- _Exercise objective_
For this exercise, print all of the data exactly as given.
───── Data to use ─────
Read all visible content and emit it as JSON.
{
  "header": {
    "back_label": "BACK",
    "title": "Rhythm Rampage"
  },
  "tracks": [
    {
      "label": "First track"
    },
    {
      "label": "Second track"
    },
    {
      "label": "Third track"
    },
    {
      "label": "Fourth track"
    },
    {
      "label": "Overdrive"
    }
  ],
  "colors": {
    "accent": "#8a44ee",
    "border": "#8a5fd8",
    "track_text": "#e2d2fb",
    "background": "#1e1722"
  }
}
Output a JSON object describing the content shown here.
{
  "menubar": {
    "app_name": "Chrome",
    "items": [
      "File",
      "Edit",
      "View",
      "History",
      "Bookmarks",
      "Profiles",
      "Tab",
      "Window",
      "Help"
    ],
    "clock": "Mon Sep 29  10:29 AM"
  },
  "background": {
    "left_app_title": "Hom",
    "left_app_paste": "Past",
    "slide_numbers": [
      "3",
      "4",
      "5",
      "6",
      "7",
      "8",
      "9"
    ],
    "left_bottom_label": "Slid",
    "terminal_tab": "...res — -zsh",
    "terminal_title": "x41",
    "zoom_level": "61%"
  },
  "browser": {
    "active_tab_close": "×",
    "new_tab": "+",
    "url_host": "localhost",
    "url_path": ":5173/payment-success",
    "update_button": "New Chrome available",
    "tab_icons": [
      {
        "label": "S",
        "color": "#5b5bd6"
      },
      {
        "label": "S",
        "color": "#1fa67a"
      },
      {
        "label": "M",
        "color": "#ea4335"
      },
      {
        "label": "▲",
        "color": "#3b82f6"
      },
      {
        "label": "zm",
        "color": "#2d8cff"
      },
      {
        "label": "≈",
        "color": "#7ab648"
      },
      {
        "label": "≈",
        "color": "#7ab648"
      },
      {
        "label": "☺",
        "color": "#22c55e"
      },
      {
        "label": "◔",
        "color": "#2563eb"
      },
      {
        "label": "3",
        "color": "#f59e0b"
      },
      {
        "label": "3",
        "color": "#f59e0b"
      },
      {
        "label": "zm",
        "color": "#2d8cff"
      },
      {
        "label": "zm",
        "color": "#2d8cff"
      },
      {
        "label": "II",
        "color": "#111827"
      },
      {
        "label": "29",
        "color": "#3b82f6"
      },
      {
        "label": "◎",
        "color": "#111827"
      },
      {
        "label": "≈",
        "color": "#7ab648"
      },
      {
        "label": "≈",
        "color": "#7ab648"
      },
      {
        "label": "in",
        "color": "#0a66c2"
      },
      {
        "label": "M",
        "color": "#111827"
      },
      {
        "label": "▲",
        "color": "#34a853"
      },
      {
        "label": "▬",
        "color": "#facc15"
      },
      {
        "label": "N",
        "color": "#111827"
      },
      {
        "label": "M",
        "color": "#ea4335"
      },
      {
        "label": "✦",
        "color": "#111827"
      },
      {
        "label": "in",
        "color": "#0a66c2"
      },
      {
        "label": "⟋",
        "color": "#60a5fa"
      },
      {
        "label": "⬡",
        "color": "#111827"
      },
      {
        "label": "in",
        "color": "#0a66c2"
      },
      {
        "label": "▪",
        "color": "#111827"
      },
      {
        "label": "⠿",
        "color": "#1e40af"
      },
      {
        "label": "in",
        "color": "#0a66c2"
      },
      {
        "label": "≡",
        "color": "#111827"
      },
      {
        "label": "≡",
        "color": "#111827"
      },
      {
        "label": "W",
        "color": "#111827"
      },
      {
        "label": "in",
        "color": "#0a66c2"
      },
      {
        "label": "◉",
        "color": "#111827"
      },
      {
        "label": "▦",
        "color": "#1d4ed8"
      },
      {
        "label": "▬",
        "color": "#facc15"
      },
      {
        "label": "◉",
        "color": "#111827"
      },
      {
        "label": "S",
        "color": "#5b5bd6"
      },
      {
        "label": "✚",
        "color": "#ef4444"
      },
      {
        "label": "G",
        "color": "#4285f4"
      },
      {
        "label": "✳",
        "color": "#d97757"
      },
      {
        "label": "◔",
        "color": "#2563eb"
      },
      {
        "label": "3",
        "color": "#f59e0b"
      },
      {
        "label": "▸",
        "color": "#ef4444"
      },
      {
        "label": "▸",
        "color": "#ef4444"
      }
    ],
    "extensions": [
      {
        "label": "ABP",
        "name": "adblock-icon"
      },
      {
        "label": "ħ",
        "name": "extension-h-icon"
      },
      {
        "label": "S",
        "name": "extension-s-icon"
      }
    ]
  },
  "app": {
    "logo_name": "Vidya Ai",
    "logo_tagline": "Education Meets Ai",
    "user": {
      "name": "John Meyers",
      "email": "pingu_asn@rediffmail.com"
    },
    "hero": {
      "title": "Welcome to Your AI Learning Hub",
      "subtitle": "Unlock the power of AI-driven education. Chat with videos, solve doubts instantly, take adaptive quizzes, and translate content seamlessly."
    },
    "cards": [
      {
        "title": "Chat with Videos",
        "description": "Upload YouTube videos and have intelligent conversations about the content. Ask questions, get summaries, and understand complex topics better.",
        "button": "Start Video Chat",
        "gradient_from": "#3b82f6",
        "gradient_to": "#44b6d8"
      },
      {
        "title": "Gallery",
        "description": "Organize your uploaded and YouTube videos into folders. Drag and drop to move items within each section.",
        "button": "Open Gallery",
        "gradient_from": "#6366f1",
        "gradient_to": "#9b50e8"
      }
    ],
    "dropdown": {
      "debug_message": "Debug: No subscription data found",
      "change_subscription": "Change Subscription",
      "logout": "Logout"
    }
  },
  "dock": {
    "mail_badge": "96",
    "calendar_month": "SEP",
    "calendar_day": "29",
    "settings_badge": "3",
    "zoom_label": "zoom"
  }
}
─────
- _Response area_
Read all visible content and emit it as JSON.
{
  "header": {
    "back_label": "BACK",
    "title": "Rhythm Rampage"
  },
  "tracks": [
    {
      "label": "First track"
    },
    {
      "label": "Second track"
    },
    {
      "label": "Third track"
    },
    {
      "label": "Fourth track"
    },
    {
      "label": "Overdrive"
    }
  ],
  "colors": {
    "accent": "#8a44ee",
    "border": "#8a5fd8",
    "track_text": "#e2d2fb",
    "background": "#1e1722"
  }
}
Output a JSON object describing the content shown here.
{
  "menubar": {
    "app_name": "Chrome",
    "items": [
      "File",
      "Edit",
      "View",
      "History",
      "Bookmarks",
      "Profiles",
      "Tab",
      "Window",
      "Help"
    ],
    "clock": "Mon Sep 29  10:29 AM"
  },
  "background": {
    "left_app_title": "Hom",
    "left_app_paste": "Past",
    "slide_numbers": [
      "3",
      "4",
      "5",
      "6",
      "7",
      "8",
      "9"
    ],
    "left_bottom_label": "Slid",
    "terminal_tab": "...res — -zsh",
    "terminal_title": "x41",
    "zoom_level": "61%"
  },
  "browser": {
    "active_tab_close": "×",
    "new_tab": "+",
    "url_host": "localhost",
    "url_path": ":5173/payment-success",
    "update_button": "New Chrome available",
    "tab_icons": [
      {
        "label": "S",
        "color": "#5b5bd6"
      },
      {
        "label": "S",
        "color": "#1fa67a"
      },
      {
        "label": "M",
        "color": "#ea4335"
      },
      {
        "label": "▲",
        "color": "#3b82f6"
      },
      {
        "label": "zm",
        "color": "#2d8cff"
      },
      {
        "label": "≈",
        "color": "#7ab648"
      },
      {
        "label": "≈",
        "color": "#7ab648"
      },
      {
        "label": "☺",
        "color": "#22c55e"
      },
      {
        "label": "◔",
        "color": "#2563eb"
      },
      {
        "label": "3",
        "color": "#f59e0b"
      },
      {
        "label": "3",
        "color": "#f59e0b"
      },
      {
        "label": "zm",
        "color": "#2d8cff"
      },
      {
        "label": "zm",
        "color": "#2d8cff"
      },
      {
        "label": "II",
        "color": "#111827"
      },
      {
        "label": "29",
        "color": "#3b82f6"
      },
      {
        "label": "◎",
        "color": "#111827"
      },
      {
        "label": "≈",
        "color": "#7ab648"
      },
      {
        "label": "≈",
        "color": "#7ab648"
      },
      {
        "label": "in",
        "color": "#0a66c2"
      },
      {
        "label": "M",
        "color": "#111827"
      },
      {
        "label": "▲",
        "color": "#34a853"
      },
      {
        "label": "▬",
        "color": "#facc15"
      },
      {
        "label": "N",
        "color": "#111827"
      },
      {
        "label": "M",
        "color": "#ea4335"
      },
      {
        "label": "✦",
        "color": "#111827"
      },
      {
        "label": "in",
        "color": "#0a66c2"
      },
      {
        "label": "⟋",
        "color": "#60a5fa"
      },
      {
        "label": "⬡",
        "color": "#111827"
      },
      {
        "label": "in",
        "color": "#0a66c2"
      },
      {
        "label": "▪",
        "color": "#111827"
      },
      {
        "label": "⠿",
        "color": "#1e40af"
      },
      {
        "label": "in",
        "color": "#0a66c2"
      },
      {
        "label": "≡",
        "color": "#111827"
      },
      {
        "label": "≡",
        "color": "#111827"
      },
      {
        "label": "W",
        "color": "#111827"
      },
      {
        "label": "in",
        "color": "#0a66c2"
      },
      {
        "label": "◉",
        "color": "#111827"
      },
      {
        "label": "▦",
        "color": "#1d4ed8"
      },
      {
        "label": "▬",
        "color": "#facc15"
      },
      {
        "label": "◉",
        "color": "#111827"
      },
      {
        "label": "S",
        "color": "#5b5bd6"
      },
      {
        "label": "✚",
        "color": "#ef4444"
      },
      {
        "label": "G",
        "color": "#4285f4"
      },
      {
        "label": "✳",
        "color": "#d97757"
      },
      {
        "label": "◔",
        "color": "#2563eb"
      },
      {
        "label": "3",
        "color": "#f59e0b"
      },
      {
        "label": "▸",
        "color": "#ef4444"
      },
      {
        "label": "▸",
        "color": "#ef4444"
      }
    ],
    "extensions": [
      {
        "label": "ABP",
        "name": "adblock-icon"
      },
      {
        "label": "ħ",
        "name": "extension-h-icon"
      },
      {
        "label": "S",
        "name": "extension-s-icon"
      }
    ]
  },
  "app": {
    "logo_name": "Vidya Ai",
    "logo_tagline": "Education Meets Ai",
    "user": {
      "name": "John Meyers",
      "email": "pingu_asn@rediffmail.com"
    },
    "hero": {
      "title": "Welcome to Your AI Learning Hub",
      "subtitle": "Unlock the power of AI-driven education. Chat with videos, solve doubts instantly, take adaptive quizzes, and translate content seamlessly."
    },
    "cards": [
      {
        "title": "Chat with Videos",
        "description": "Upload YouTube videos and have intelligent conversations about the content. Ask questions, get summaries, and understand complex topics better.",
        "button": "Start Video Chat",
        "gradient_from": "#3b82f6",
        "gradient_to": "#44b6d8"
      },
      {
        "title": "Gallery",
        "description": "Organize your uploaded and YouTube videos into folders. Drag and drop to move items within each section.",
        "button": "Open Gallery",
        "gradient_from": "#6366f1",
        "gradient_to": "#9b50e8"
      }
    ],
    "dropdown": {
      "debug_message": "Debug: No subscription data found",
      "change_subscription": "Change Subscription",
      "logout": "Logout"
    }
  },
  "dock": {
    "mail_badge": "96",
    "calendar_month": "SEP",
    "calendar_day": "29",
    "settings_badge": "3",
    "zoom_label": "zoom"
  }
}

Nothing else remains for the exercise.